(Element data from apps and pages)
#####

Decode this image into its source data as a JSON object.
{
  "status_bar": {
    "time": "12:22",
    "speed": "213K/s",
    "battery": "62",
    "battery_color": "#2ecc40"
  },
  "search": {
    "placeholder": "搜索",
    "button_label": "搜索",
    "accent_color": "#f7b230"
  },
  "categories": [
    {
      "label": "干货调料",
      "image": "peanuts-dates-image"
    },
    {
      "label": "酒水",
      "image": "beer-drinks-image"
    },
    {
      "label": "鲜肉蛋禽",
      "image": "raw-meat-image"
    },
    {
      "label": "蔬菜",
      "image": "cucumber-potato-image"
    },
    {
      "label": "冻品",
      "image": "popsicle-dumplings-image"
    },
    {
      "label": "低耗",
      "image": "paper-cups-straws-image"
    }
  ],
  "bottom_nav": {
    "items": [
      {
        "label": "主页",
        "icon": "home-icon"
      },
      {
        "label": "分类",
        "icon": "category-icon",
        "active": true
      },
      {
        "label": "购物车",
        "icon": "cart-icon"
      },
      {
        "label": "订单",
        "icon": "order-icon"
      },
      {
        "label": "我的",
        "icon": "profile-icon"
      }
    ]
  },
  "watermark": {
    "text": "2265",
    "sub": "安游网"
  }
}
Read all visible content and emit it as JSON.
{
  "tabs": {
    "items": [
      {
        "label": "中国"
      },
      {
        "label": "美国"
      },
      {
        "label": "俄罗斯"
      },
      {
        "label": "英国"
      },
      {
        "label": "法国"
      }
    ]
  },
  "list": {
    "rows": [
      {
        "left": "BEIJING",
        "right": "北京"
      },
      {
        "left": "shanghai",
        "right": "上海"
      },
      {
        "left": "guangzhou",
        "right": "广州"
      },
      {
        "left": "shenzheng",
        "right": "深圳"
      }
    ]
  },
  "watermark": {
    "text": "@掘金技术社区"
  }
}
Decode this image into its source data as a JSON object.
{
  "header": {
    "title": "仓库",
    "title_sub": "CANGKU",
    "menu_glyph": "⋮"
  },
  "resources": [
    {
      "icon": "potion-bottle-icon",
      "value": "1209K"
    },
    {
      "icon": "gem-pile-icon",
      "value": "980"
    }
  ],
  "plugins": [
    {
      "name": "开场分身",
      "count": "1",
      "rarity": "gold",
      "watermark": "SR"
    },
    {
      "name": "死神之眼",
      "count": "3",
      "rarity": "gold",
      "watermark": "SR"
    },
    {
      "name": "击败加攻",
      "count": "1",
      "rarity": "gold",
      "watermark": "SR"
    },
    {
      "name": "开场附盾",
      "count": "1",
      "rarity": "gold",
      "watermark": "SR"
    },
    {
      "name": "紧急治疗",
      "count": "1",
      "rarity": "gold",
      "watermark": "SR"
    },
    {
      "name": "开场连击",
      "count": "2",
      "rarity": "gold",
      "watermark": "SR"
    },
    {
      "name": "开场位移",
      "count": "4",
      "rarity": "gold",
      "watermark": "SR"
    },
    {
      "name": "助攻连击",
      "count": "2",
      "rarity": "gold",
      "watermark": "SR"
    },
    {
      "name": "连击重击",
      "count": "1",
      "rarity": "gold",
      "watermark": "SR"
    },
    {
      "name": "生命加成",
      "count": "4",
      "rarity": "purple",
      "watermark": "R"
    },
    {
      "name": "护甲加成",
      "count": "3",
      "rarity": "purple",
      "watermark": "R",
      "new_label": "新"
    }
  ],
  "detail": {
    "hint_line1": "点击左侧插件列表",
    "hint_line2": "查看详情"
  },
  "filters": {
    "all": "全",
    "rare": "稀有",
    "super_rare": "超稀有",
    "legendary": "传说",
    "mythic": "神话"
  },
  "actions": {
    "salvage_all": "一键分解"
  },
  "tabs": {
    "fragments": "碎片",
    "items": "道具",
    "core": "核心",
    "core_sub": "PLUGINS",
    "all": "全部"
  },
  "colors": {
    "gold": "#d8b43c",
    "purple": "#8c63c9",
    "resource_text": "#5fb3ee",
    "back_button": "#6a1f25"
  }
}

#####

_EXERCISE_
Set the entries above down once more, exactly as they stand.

_WRITTEN RESPONSE_
Decode this image into its source data as a JSON object.
{
  "status_bar": {
    "time": "12:22",
    "speed": "213K/s",
    "battery": "62",
    "battery_color": "#2ecc40"
  },
  "search": {
    "placeholder": "搜索",
    "button_label": "搜索",
    "accent_color": "#f7b230"
  },
  "categories": [
    {
      "label": "干货调料",
      "image": "peanuts-dates-image"
    },
    {
      "label": "酒水",
      "image": "beer-drinks-image"
    },
    {
      "label": "鲜肉蛋禽",
      "image": "raw-meat-image"
    },
    {
      "label": "蔬菜",
      "image": "cucumber-potato-image"
    },
    {
      "label": "冻品",
      "image": "popsicle-dumplings-image"
    },
    {
      "label": "低耗",
      "image": "paper-cups-straws-image"
    }
  ],
  "bottom_nav": {
    "items": [
      {
        "label": "主页",
        "icon": "home-icon"
      },
      {
        "label": "分类",
        "icon": "category-icon",
        "active": true
      },
      {
        "label": "购物车",
        "icon": "cart-icon"
      },
      {
        "label": "订单",
        "icon": "order-icon"
      },
      {
        "label": "我的",
        "icon": "profile-icon"
      }
    ]
  },
  "watermark": {
    "text": "2265",
    "sub": "安游网"
  }
}
Read all visible content and emit it as JSON.
{
  "tabs": {
    "items": [
      {
        "label": "中国"
      },
      {
        "label": "美国"
      },
      {
        "label": "俄罗斯"
      },
      {
        "label": "英国"
      },
      {
        "label": "法国"
      }
    ]
  },
  "list": {
    "rows": [
      {
        "left": "BEIJING",
        "right": "北京"
      },
      {
        "left": "shanghai",
        "right": "上海"
      },
      {
        "left": "guangzhou",
        "right": "广州"
      },
      {
        "left": "shenzheng",
        "right": "深圳"
      }
    ]
  },
  "watermark": {
    "text": "@掘金技术社区"
  }
}
Decode this image into its source data as a JSON object.
{
  "header": {
    "title": "仓库",
    "title_sub": "CANGKU",
    "menu_glyph": "⋮"
  },
  "resources": [
    {
      "icon": "potion-bottle-icon",
      "value": "1209K"
    },
    {
      "icon": "gem-pile-icon",
      "value": "980"
    }
  ],
  "plugins": [
    {
      "name": "开场分身",
      "count": "1",
      "rarity": "gold",
      "watermark": "SR"
    },
    {
      "name": "死神之眼",
      "count": "3",
      "rarity": "gold",
      "watermark": "SR"
    },
    {
      "name": "击败加攻",
      "count": "1",
      "rarity": "gold",
      "watermark": "SR"
    },
    {
      "name": "开场附盾",
      "count": "1",
      "rarity": "gold",
      "watermark": "SR"
    },
    {
      "name": "紧急治疗",
      "count": "1",
      "rarity": "gold",
      "watermark": "SR"
    },
    {
      "name": "开场连击",
      "count": "2",
      "rarity": "gold",
      "watermark": "SR"
    },
    {
      "name": "开场位移",
      "count": "4",
      "rarity": "gold",
      "watermark": "SR"
    },
    {
      "name": "助攻连击",
      "count": "2",
      "rarity": "gold",
      "watermark": "SR"
    },
    {
      "name": "连击重击",
      "count": "1",
      "rarity": "gold",
      "watermark": "SR"
    },
    {
      "name": "生命加成",
      "count": "4",
      "rarity": "purple",
      "watermark": "R"
    },
    {
      "name": "护甲加成",
      "count": "3",
      "rarity": "purple",
      "watermark": "R",
      "new_label": "新"
    }
  ],
  "detail": {
    "hint_line1": "点击左侧插件列表",
    "hint_line2": "查看详情"
  },
  "filters": {
    "all": "全",
    "rare": "稀有",
    "super_rare": "超稀有",
    "legendary": "传说",
    "mythic": "神话"
  },
  "actions": {
    "salvage_all": "一键分解"
  },
  "tabs": {
    "fragments": "碎片",
    "items": "道具",
    "core": "核心",
    "core_sub": "PLUGINS",
    "all": "全部"
  },
  "colors": {
    "gold": "#d8b43c",
    "purple": "#8c63c9",
    "resource_text": "#5fb3ee",
    "back_button": "#6a1f25"
  }
}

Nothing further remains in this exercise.